That same month, Samsung filed a lawsuit of its own in Seoul, claiming five patent infringements by Apple. Samsung also filed actions separate actions in Tokyo and Germany.

Not to be outdone, Apple responded in June with a lawsuit in Seoul, prompting Samsung to file a complaint with the U.S. International Trade Commission that included, in addition to accusations of patent violations, a request to ban Apple from selling iPads, iPhones and iPod Touches in the U.S.

Since hitting the market last November, Samsung's Galaxy Tab has taken a bite out of the iPad's market share, which dropped from 93 percent in Q3 of 2010 to 73 percent in the fourth quarter, according to research firm IDC. Samsung's Galaxy Tab accounted for 17 percent of the tablet market in Q4, IDC said.

A successful manufacturing trial with TSMC would have to go beyond replicating Apple's current mobile chips due to intellectual property issues, according to Seo Won-seok, an analyst at NH Investment and Securities in Seoul.

"It won't be easy for Apple to dramatically change its chip provider from Samsung," said Seo, as reported by Reuters.
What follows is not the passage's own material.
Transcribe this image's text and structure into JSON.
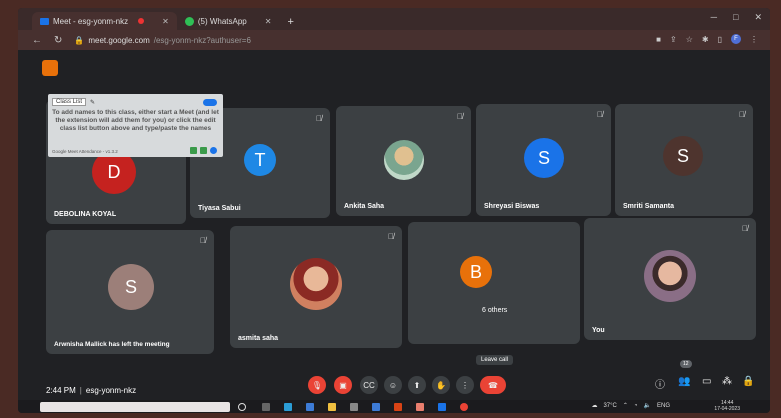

"It has to redesign the chipset, which Samsung has been deeply involved in from the beginning and has some intellectual property. Apple could try various suppliers but they (Samsung and Apple) need each other and the relationship will continue," he said.